Top of Extracted entries
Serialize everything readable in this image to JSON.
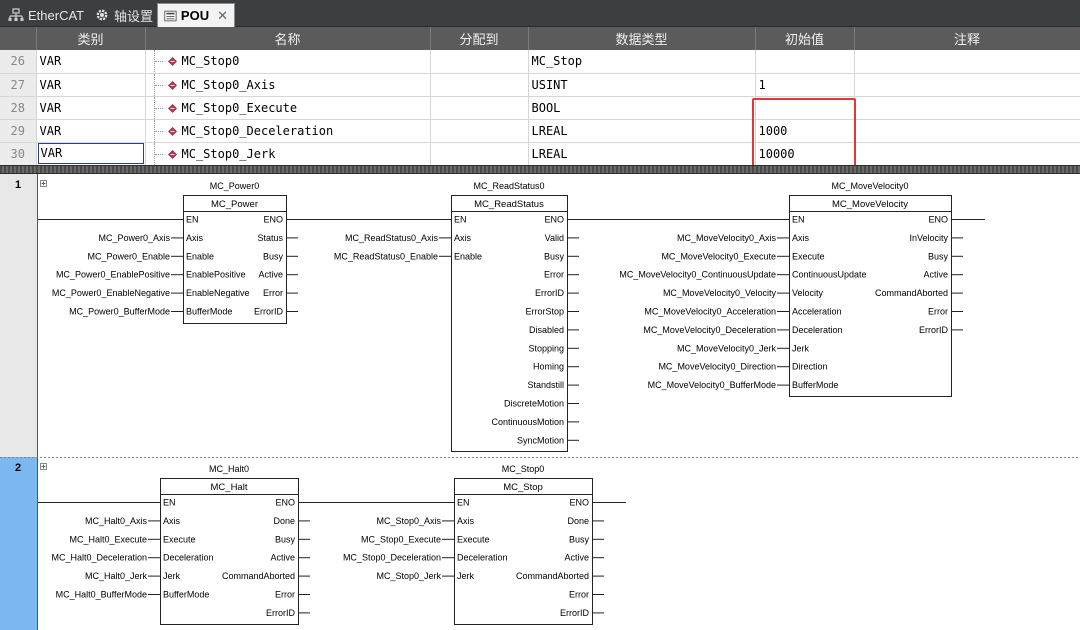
{
  "tabs": [
    {
      "label": "EtherCAT",
      "icon": "network-icon"
    },
    {
      "label": "轴设置",
      "icon": "gear-icon"
    },
    {
      "label": "POU",
      "icon": "pou-icon",
      "active": true
    }
  ],
  "variables": {
    "headers": [
      "类别",
      "名称",
      "分配到",
      "数据类型",
      "初始值",
      "注释"
    ],
    "rows": [
      {
        "num": "26",
        "category": "VAR",
        "name": "MC_Stop0",
        "assign": "",
        "type": "MC_Stop",
        "init": "",
        "comment": ""
      },
      {
        "num": "27",
        "category": "VAR",
        "name": "MC_Stop0_Axis",
        "assign": "",
        "type": "USINT",
        "init": "1",
        "comment": ""
      },
      {
        "num": "28",
        "category": "VAR",
        "name": "MC_Stop0_Execute",
        "assign": "",
        "type": "BOOL",
        "init": "",
        "comment": ""
      },
      {
        "num": "29",
        "category": "VAR",
        "name": "MC_Stop0_Deceleration",
        "assign": "",
        "type": "LREAL",
        "init": "1000",
        "comment": ""
      },
      {
        "num": "30",
        "category": "VAR",
        "name": "MC_Stop0_Jerk",
        "assign": "",
        "type": "LREAL",
        "init": "10000",
        "comment": ""
      }
    ]
  },
  "rungs": [
    {
      "number": "1",
      "blocks": [
        {
          "instance": "MC_Power0",
          "type": "MC_Power",
          "inputs": [
            {
              "pin": "EN",
              "var": ""
            },
            {
              "pin": "Axis",
              "var": "MC_Power0_Axis"
            },
            {
              "pin": "Enable",
              "var": "MC_Power0_Enable"
            },
            {
              "pin": "EnablePositive",
              "var": "MC_Power0_EnablePositive"
            },
            {
              "pin": "EnableNegative",
              "var": "MC_Power0_EnableNegative"
            },
            {
              "pin": "BufferMode",
              "var": "MC_Power0_BufferMode"
            }
          ],
          "outputs": [
            "ENO",
            "Status",
            "Busy",
            "Active",
            "Error",
            "ErrorID"
          ]
        },
        {
          "instance": "MC_ReadStatus0",
          "type": "MC_ReadStatus",
          "inputs": [
            {
              "pin": "EN",
              "var": ""
            },
            {
              "pin": "Axis",
              "var": "MC_ReadStatus0_Axis"
            },
            {
              "pin": "Enable",
              "var": "MC_ReadStatus0_Enable"
            }
          ],
          "outputs": [
            "ENO",
            "Valid",
            "Busy",
            "Error",
            "ErrorID",
            "ErrorStop",
            "Disabled",
            "Stopping",
            "Homing",
            "Standstill",
            "DiscreteMotion",
            "ContinuousMotion",
            "SyncMotion"
          ]
        },
        {
          "instance": "MC_MoveVelocity0",
          "type": "MC_MoveVelocity",
          "inputs": [
            {
              "pin": "EN",
              "var": ""
            },
            {
              "pin": "Axis",
              "var": "MC_MoveVelocity0_Axis"
            },
            {
              "pin": "Execute",
              "var": "MC_MoveVelocity0_Execute"
            },
            {
              "pin": "ContinuousUpdate",
              "var": "MC_MoveVelocity0_ContinuousUpdate"
            },
            {
              "pin": "Velocity",
              "var": "MC_MoveVelocity0_Velocity"
            },
            {
              "pin": "Acceleration",
              "var": "MC_MoveVelocity0_Acceleration"
            },
            {
              "pin": "Deceleration",
              "var": "MC_MoveVelocity0_Deceleration"
            },
            {
              "pin": "Jerk",
              "var": "MC_MoveVelocity0_Jerk"
            },
            {
              "pin": "Direction",
              "var": "MC_MoveVelocity0_Direction"
            },
            {
              "pin": "BufferMode",
              "var": "MC_MoveVelocity0_BufferMode"
            }
          ],
          "outputs": [
            "ENO",
            "InVelocity",
            "Busy",
            "Active",
            "CommandAborted",
            "Error",
            "ErrorID"
          ]
        }
      ]
    },
    {
      "number": "2",
      "blocks": [
        {
          "instance": "MC_Halt0",
          "type": "MC_Halt",
          "inputs": [
            {
              "pin": "EN",
              "var": ""
            },
            {
              "pin": "Axis",
              "var": "MC_Halt0_Axis"
            },
            {
              "pin": "Execute",
              "var": "MC_Halt0_Execute"
            },
            {
              "pin": "Deceleration",
              "var": "MC_Halt0_Deceleration"
            },
            {
              "pin": "Jerk",
              "var": "MC_Halt0_Jerk"
            },
            {
              "pin": "BufferMode",
              "var": "MC_Halt0_BufferMode"
            }
          ],
          "outputs": [
            "ENO",
            "Done",
            "Busy",
            "Active",
            "CommandAborted",
            "Error",
            "ErrorID"
          ]
        },
        {
          "instance": "MC_Stop0",
          "type": "MC_Stop",
          "inputs": [
            {
              "pin": "EN",
              "var": ""
            },
            {
              "pin": "Axis",
              "var": "MC_Stop0_Axis"
            },
            {
              "pin": "Execute",
              "var": "MC_Stop0_Execute"
            },
            {
              "pin": "Deceleration",
              "var": "MC_Stop0_Deceleration"
            },
            {
              "pin": "Jerk",
              "var": "MC_Stop0_Jerk"
            }
          ],
          "outputs": [
            "ENO",
            "Done",
            "Busy",
            "Active",
            "CommandAborted",
            "Error",
            "ErrorID"
          ]
        }
      ]
    }
  ],
  "colors": {
    "highlight_box": "#e0383a",
    "rung_selected": "#7cb7ef",
    "header_bg": "#5b5b5b",
    "tabbar_bg": "#3c3f41"
  }
}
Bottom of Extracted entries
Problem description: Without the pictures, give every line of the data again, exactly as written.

Expected output:
Serialize everything readable in this image to JSON.
{
  "tabs": [
    {
      "label": "EtherCAT",
      "icon": "network-icon"
    },
    {
      "label": "轴设置",
      "icon": "gear-icon"
    },
    {
      "label": "POU",
      "icon": "pou-icon",
      "active": true
    }
  ],
  "variables": {
    "headers": [
      "类别",
      "名称",
      "分配到",
      "数据类型",
      "初始值",
      "注释"
    ],
    "rows": [
      {
        "num": "26",
        "category": "VAR",
        "name": "MC_Stop0",
        "assign": "",
        "type": "MC_Stop",
        "init": "",
        "comment": ""
      },
      {
        "num": "27",
        "category": "VAR",
        "name": "MC_Stop0_Axis",
        "assign": "",
        "type": "USINT",
        "init": "1",
        "comment": ""
      },
      {
        "num": "28",
        "category": "VAR",
        "name": "MC_Stop0_Execute",
        "assign": "",
        "type": "BOOL",
        "init": "",
        "comment": ""
      },
      {
        "num": "29",
        "category": "VAR",
        "name": "MC_Stop0_Deceleration",
        "assign": "",
        "type": "LREAL",
        "init": "1000",
        "comment": ""
      },
      {
        "num": "30",
        "category": "VAR",
        "name": "MC_Stop0_Jerk",
        "assign": "",
        "type": "LREAL",
        "init": "10000",
        "comment": ""
      }
    ]
  },
  "rungs": [
    {
      "number": "1",
      "blocks": [
        {
          "instance": "MC_Power0",
          "type": "MC_Power",
          "inputs": [
            {
              "pin": "EN",
              "var": ""
            },
            {
              "pin": "Axis",
              "var": "MC_Power0_Axis"
            },
            {
              "pin": "Enable",
              "var": "MC_Power0_Enable"
            },
            {
              "pin": "EnablePositive",
              "var": "MC_Power0_EnablePositive"
            },
            {
              "pin": "EnableNegative",
              "var": "MC_Power0_EnableNegative"
            },
            {
              "pin": "BufferMode",
              "var": "MC_Power0_BufferMode"
            }
          ],
          "outputs": [
            "ENO",
            "Status",
            "Busy",
            "Active",
            "Error",
            "ErrorID"
          ]
        },
        {
          "instance": "MC_ReadStatus0",
          "type": "MC_ReadStatus",
          "inputs": [
            {
              "pin": "EN",
              "var": ""
            },
            {
              "pin": "Axis",
              "var": "MC_ReadStatus0_Axis"
            },
            {
              "pin": "Enable",
              "var": "MC_ReadStatus0_Enable"
            }
          ],
          "outputs": [
            "ENO",
            "Valid",
            "Busy",
            "Error",
            "ErrorID",
            "ErrorStop",
            "Disabled",
            "Stopping",
            "Homing",
            "Standstill",
            "DiscreteMotion",
            "ContinuousMotion",
            "SyncMotion"
          ]
        },
        {
          "instance": "MC_MoveVelocity0",
          "type": "MC_MoveVelocity",
          "inputs": [
            {
              "pin": "EN",
              "var": ""
            },
            {
              "pin": "Axis",
              "var": "MC_MoveVelocity0_Axis"
            },
            {
              "pin": "Execute",
              "var": "MC_MoveVelocity0_Execute"
            },
            {
              "pin": "ContinuousUpdate",
              "var": "MC_MoveVelocity0_ContinuousUpdate"
            },
            {
              "pin": "Velocity",
              "var": "MC_MoveVelocity0_Velocity"
            },
            {
              "pin": "Acceleration",
              "var": "MC_MoveVelocity0_Acceleration"
            },
            {
              "pin": "Deceleration",
              "var": "MC_MoveVelocity0_Deceleration"
            },
            {
              "pin": "Jerk",
              "var": "MC_MoveVelocity0_Jerk"
            },
            {
              "pin": "Direction",
              "var": "MC_MoveVelocity0_Direction"
            },
            {
              "pin": "BufferMode",
              "var": "MC_MoveVelocity0_BufferMode"
            }
          ],
          "outputs": [
            "ENO",
            "InVelocity",
            "Busy",
            "Active",
            "CommandAborted",
            "Error",
            "ErrorID"
          ]
        }
      ]
    },
    {
      "number": "2",
      "blocks": [
        {
          "instance": "MC_Halt0",
          "type": "MC_Halt",
          "inputs": [
            {
              "pin": "EN",
              "var": ""
            },
            {
              "pin": "Axis",
              "var": "MC_Halt0_Axis"
            },
            {
              "pin": "Execute",
              "var": "MC_Halt0_Execute"
            },
            {
              "pin": "Deceleration",
              "var": "MC_Halt0_Deceleration"
            },
            {
              "pin": "Jerk",
              "var": "MC_Halt0_Jerk"
            },
            {
              "pin": "BufferMode",
              "var": "MC_Halt0_BufferMode"
            }
          ],
          "outputs": [
            "ENO",
            "Done",
            "Busy",
            "Active",
            "CommandAborted",
            "Error",
            "ErrorID"
          ]
        },
        {
          "instance": "MC_Stop0",
          "type": "MC_Stop",
          "inputs": [
            {
              "pin": "EN",
              "var": ""
            },
            {
              "pin": "Axis",
              "var": "MC_Stop0_Axis"
            },
            {
              "pin": "Execute",
              "var": "MC_Stop0_Execute"
            },
            {
              "pin": "Deceleration",
              "var": "MC_Stop0_Deceleration"
            },
            {
              "pin": "Jerk",
              "var": "MC_Stop0_Jerk"
            }
          ],
          "outputs": [
            "ENO",
            "Done",
            "Busy",
            "Active",
            "CommandAborted",
            "Error",
            "ErrorID"
          ]
        }
      ]
    }
  ],
  "colors": {
    "highlight_box": "#e0383a",
    "rung_selected": "#7cb7ef",
    "header_bg": "#5b5b5b",
    "tabbar_bg": "#3c3f41"
  }
}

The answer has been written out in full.